● **SUPPLIED MATERIAL**:
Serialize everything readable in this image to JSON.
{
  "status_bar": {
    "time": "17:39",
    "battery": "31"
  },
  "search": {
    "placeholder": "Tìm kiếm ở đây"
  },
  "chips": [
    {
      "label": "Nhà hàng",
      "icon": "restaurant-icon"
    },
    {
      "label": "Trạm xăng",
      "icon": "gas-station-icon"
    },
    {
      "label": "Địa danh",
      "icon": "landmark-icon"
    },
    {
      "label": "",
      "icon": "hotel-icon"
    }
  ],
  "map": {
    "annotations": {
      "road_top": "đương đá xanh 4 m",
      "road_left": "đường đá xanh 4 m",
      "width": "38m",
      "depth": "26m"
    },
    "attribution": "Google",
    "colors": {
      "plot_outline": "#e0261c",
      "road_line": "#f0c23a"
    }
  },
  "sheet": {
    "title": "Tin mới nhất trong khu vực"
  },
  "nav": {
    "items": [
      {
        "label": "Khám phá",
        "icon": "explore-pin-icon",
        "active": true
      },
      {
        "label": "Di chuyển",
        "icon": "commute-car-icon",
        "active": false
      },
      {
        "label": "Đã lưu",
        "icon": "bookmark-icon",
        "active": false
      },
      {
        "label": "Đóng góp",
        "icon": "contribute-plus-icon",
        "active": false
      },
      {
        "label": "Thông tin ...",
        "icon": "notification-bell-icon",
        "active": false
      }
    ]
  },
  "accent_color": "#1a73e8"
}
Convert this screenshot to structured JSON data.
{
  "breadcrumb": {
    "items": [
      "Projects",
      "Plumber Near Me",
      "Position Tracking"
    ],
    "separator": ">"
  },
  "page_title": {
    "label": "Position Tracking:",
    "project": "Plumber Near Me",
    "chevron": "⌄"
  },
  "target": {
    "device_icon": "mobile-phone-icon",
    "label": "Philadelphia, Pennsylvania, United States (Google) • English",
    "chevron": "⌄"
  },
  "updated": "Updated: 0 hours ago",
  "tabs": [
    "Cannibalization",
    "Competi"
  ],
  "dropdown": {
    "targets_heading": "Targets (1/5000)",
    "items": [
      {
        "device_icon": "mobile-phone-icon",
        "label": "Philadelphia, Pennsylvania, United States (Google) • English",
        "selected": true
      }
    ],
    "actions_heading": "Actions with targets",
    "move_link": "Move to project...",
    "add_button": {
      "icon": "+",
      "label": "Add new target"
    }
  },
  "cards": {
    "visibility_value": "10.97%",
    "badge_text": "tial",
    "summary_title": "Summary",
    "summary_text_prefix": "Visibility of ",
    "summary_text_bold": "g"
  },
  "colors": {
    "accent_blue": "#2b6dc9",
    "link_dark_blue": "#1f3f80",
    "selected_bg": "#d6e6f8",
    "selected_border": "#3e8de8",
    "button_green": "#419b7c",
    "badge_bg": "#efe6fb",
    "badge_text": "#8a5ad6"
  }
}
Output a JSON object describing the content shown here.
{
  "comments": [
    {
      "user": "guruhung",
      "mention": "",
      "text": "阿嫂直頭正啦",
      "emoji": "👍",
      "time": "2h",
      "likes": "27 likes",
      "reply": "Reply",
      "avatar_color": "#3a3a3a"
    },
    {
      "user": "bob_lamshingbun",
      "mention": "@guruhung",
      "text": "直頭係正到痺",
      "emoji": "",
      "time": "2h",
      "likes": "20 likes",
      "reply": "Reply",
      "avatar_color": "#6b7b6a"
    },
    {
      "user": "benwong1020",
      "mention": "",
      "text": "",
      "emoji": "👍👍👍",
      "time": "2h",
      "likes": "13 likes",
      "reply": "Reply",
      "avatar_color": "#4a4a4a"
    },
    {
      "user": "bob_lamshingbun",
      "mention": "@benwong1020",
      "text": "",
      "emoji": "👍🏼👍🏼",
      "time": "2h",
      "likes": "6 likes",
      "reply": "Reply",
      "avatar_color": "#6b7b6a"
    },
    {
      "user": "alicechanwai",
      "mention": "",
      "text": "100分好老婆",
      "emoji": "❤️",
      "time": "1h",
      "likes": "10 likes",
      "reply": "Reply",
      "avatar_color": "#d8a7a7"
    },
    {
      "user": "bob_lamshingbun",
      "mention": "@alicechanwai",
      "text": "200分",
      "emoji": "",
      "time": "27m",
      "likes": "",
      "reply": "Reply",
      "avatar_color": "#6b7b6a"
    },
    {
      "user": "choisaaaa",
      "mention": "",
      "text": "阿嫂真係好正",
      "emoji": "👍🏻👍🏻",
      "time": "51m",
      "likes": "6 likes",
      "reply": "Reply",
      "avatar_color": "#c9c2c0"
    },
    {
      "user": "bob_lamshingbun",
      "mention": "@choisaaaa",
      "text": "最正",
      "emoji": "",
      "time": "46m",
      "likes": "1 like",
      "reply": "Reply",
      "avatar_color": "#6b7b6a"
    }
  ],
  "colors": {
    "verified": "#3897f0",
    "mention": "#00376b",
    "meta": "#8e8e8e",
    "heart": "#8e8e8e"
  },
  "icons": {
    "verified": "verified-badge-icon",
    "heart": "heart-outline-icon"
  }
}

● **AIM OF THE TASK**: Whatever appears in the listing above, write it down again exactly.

● **ANSWER BELOW**:
Serialize everything readable in this image to JSON.
{
  "status_bar": {
    "time": "17:39",
    "battery": "31"
  },
  "search": {
    "placeholder": "Tìm kiếm ở đây"
  },
  "chips": [
    {
      "label": "Nhà hàng",
      "icon": "restaurant-icon"
    },
    {
      "label": "Trạm xăng",
      "icon": "gas-station-icon"
    },
    {
      "label": "Địa danh",
      "icon": "landmark-icon"
    },
    {
      "label": "",
      "icon": "hotel-icon"
    }
  ],
  "map": {
    "annotations": {
      "road_top": "đương đá xanh 4 m",
      "road_left": "đường đá xanh 4 m",
      "width": "38m",
      "depth": "26m"
    },
    "attribution": "Google",
    "colors": {
      "plot_outline": "#e0261c",
      "road_line": "#f0c23a"
    }
  },
  "sheet": {
    "title": "Tin mới nhất trong khu vực"
  },
  "nav": {
    "items": [
      {
        "label": "Khám phá",
        "icon": "explore-pin-icon",
        "active": true
      },
      {
        "label": "Di chuyển",
        "icon": "commute-car-icon",
        "active": false
      },
      {
        "label": "Đã lưu",
        "icon": "bookmark-icon",
        "active": false
      },
      {
        "label": "Đóng góp",
        "icon": "contribute-plus-icon",
        "active": false
      },
      {
        "label": "Thông tin ...",
        "icon": "notification-bell-icon",
        "active": false
      }
    ]
  },
  "accent_color": "#1a73e8"
}
Convert this screenshot to structured JSON data.
{
  "breadcrumb": {
    "items": [
      "Projects",
      "Plumber Near Me",
      "Position Tracking"
    ],
    "separator": ">"
  },
  "page_title": {
    "label": "Position Tracking:",
    "project": "Plumber Near Me",
    "chevron": "⌄"
  },
  "target": {
    "device_icon": "mobile-phone-icon",
    "label": "Philadelphia, Pennsylvania, United States (Google) • English",
    "chevron": "⌄"
  },
  "updated": "Updated: 0 hours ago",
  "tabs": [
    "Cannibalization",
    "Competi"
  ],
  "dropdown": {
    "targets_heading": "Targets (1/5000)",
    "items": [
      {
        "device_icon": "mobile-phone-icon",
        "label": "Philadelphia, Pennsylvania, United States (Google) • English",
        "selected": true
      }
    ],
    "actions_heading": "Actions with targets",
    "move_link": "Move to project...",
    "add_button": {
      "icon": "+",
      "label": "Add new target"
    }
  },
  "cards": {
    "visibility_value": "10.97%",
    "badge_text": "tial",
    "summary_title": "Summary",
    "summary_text_prefix": "Visibility of ",
    "summary_text_bold": "g"
  },
  "colors": {
    "accent_blue": "#2b6dc9",
    "link_dark_blue": "#1f3f80",
    "selected_bg": "#d6e6f8",
    "selected_border": "#3e8de8",
    "button_green": "#419b7c",
    "badge_bg": "#efe6fb",
    "badge_text": "#8a5ad6"
  }
}
Output a JSON object describing the content shown here.
{
  "comments": [
    {
      "user": "guruhung",
      "mention": "",
      "text": "阿嫂直頭正啦",
      "emoji": "👍",
      "time": "2h",
      "likes": "27 likes",
      "reply": "Reply",
      "avatar_color": "#3a3a3a"
    },
    {
      "user": "bob_lamshingbun",
      "mention": "@guruhung",
      "text": "直頭係正到痺",
      "emoji": "",
      "time": "2h",
      "likes": "20 likes",
      "reply": "Reply",
      "avatar_color": "#6b7b6a"
    },
    {
      "user": "benwong1020",
      "mention": "",
      "text": "",
      "emoji": "👍👍👍",
      "time": "2h",
      "likes": "13 likes",
      "reply": "Reply",
      "avatar_color": "#4a4a4a"
    },
    {
      "user": "bob_lamshingbun",
      "mention": "@benwong1020",
      "text": "",
      "emoji": "👍🏼👍🏼",
      "time": "2h",
      "likes": "6 likes",
      "reply": "Reply",
      "avatar_color": "#6b7b6a"
    },
    {
      "user": "alicechanwai",
      "mention": "",
      "text": "100分好老婆",
      "emoji": "❤️",
      "time": "1h",
      "likes": "10 likes",
      "reply": "Reply",
      "avatar_color": "#d8a7a7"
    },
    {
      "user": "bob_lamshingbun",
      "mention": "@alicechanwai",
      "text": "200分",
      "emoji": "",
      "time": "27m",
      "likes": "",
      "reply": "Reply",
      "avatar_color": "#6b7b6a"
    },
    {
      "user": "choisaaaa",
      "mention": "",
      "text": "阿嫂真係好正",
      "emoji": "👍🏻👍🏻",
      "time": "51m",
      "likes": "6 likes",
      "reply": "Reply",
      "avatar_color": "#c9c2c0"
    },
    {
      "user": "bob_lamshingbun",
      "mention": "@choisaaaa",
      "text": "最正",
      "emoji": "",
      "time": "46m",
      "likes": "1 like",
      "reply": "Reply",
      "avatar_color": "#6b7b6a"
    }
  ],
  "colors": {
    "verified": "#3897f0",
    "mention": "#00376b",
    "meta": "#8e8e8e",
    "heart": "#8e8e8e"
  },
  "icons": {
    "verified": "verified-badge-icon",
    "heart": "heart-outline-icon"
  }
}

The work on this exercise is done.